Dad and Mom both worked on their share of screen doors for this old house. I believe Dad worked on the one shown here. Afterwards, he installed new black screening. Doesn't look like a 116 year old door, does it? But, it is!
Above is the east entrance (summer kitchen door). Jon rebuilt the railing July '09. Right now, I have a tub of spindles for the front porch--salvaging them to rebuild and reassemble for the front of the house.
The tub of spindles (about 3-4 dozen) Mom and I picked off aligatored paint, repaired and sanded while she was here in September for a week. Some of the spindles Jon used chemical stripper.
Some of the spindles we pieced back together with carpenter's wood glue. It worked very well. Quite a few spindles I dug out soft wafer like wood from the top of the bulb of the spindle. Carefully I added wood filler and allowed to dry. Then again, add more wood filler until the bulb was rounded, then lots of hand sanding to smooth. This activity in September resulted in a sprained thumb for me. It is still sore as heck.
Jon's cousin Lloyd shaped (milled) the two piece horizontal railings, and the remaining straight pieces are 2 x 2. We're leaving the step railing as is--because its probably been there for the last 50 years--works just fine--and no particular need to deconstruct it.

Above is a wooden box Jon found in the barn. It says, Scandinavia Co-Op Mercantile Co., Scandinavia, WI. (That's our little town, population 350). Also pictured is Jon's favorite brown rocking chair--picked up at an auction for $30. I recovered the cushion with some colored indian corn chaneille fabric.

Building the Two Story Garage - more photos

Jon had some help yesterday from Eric. They positioned and secured the rafters for the second story roof. This morning Jon lifted the 4 x 8 sheets of OSB sheeting to the rafters.
I journeyed to the back of the garage and climbed up the ladder to snap a photo of the second floor studio.

Above is a view of the roughed in studio. In the middle of the 12 x 48' studio will be a five foot corridor to the right, and opening for the stairs to the left of the corridor. The stairs will reach the second floor by means of a west end dormer (not yet built). The dormer second floor landing will make a "u" turn and enter the upstairs studio. There will be a matching east dormer at the five foot corridor. I can see it in my mind, however, it will be next spring before the dormers are built. Winter is coming on too fast, and Jon is conscentrating on getting the roof on, windows and doors installed, and wrap second floor with Tyvek.
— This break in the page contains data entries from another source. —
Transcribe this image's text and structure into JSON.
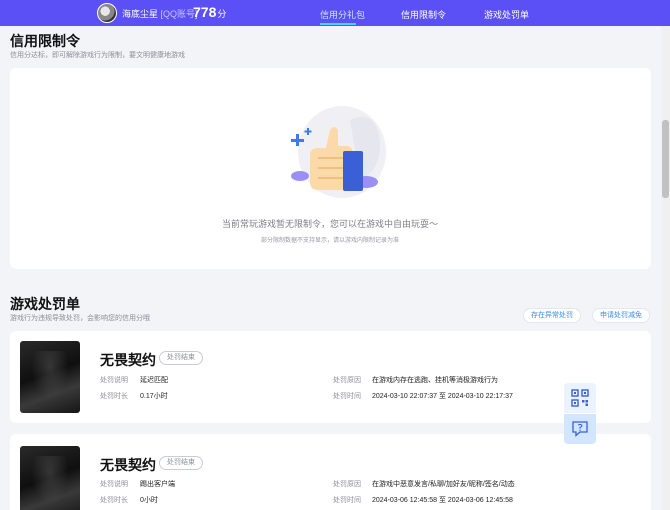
{
  "header": {
    "nickname": "海底尘星",
    "account_type": "[QQ账号]",
    "score_value": "778",
    "score_unit": "分",
    "nav": [
      {
        "label": "信用分礼包",
        "active": true
      },
      {
        "label": "信用限制令",
        "active": false
      },
      {
        "label": "游戏处罚单",
        "active": false
      }
    ]
  },
  "restriction": {
    "title": "信用限制令",
    "subtitle": "信用分达标，即可解除游戏行为限制，要文明健康地游戏",
    "empty_message": "当前常玩游戏暂无限制令，您可以在游戏中自由玩耍～",
    "empty_note": "部分限制数据不支持显示，请以游戏内限制记录为准"
  },
  "punishment": {
    "title": "游戏处罚单",
    "subtitle": "游戏行为违规导致处罚，会影响您的信用分哦",
    "buttons": [
      "存在异常处罚",
      "申请处罚减免"
    ],
    "labels": {
      "explain": "处罚说明",
      "duration": "处罚时长",
      "reason": "处罚原因",
      "time": "处罚时间"
    },
    "items": [
      {
        "game": "无畏契约",
        "status": "处罚结束",
        "explain": "延迟匹配",
        "duration": "0.17小时",
        "reason": "在游戏内存在逃跑、挂机等消极游戏行为",
        "time": "2024-03-10 22:07:37 至 2024-03-10 22:17:37"
      },
      {
        "game": "无畏契约",
        "status": "处罚结束",
        "explain": "踢出客户端",
        "duration": "0小时",
        "reason": "在游戏中恶意发言/私聊/加好友/昵称/签名/动态",
        "time": "2024-03-06 12:45:58 至 2024-03-06 12:45:58"
      }
    ]
  },
  "icons": {
    "qr": "qr-code-icon",
    "feedback": "feedback-icon"
  },
  "colors": {
    "topbar": "#5b50f5",
    "accent_link": "#3d8be0",
    "nav_active": "#4bd3ff"
  }
}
Jon lifts OSB sheets to roof line to install.

Jon putting bucket in position near the roof line to unload the OSB sheet.

At the base of the bucket you can see the brackets Jon welded to hold the OSB boards while making the lift.
He slides the sheet into position. After the first lift, Jon came into the house for a break, and said he's decided to change his approach on positioning OSB board.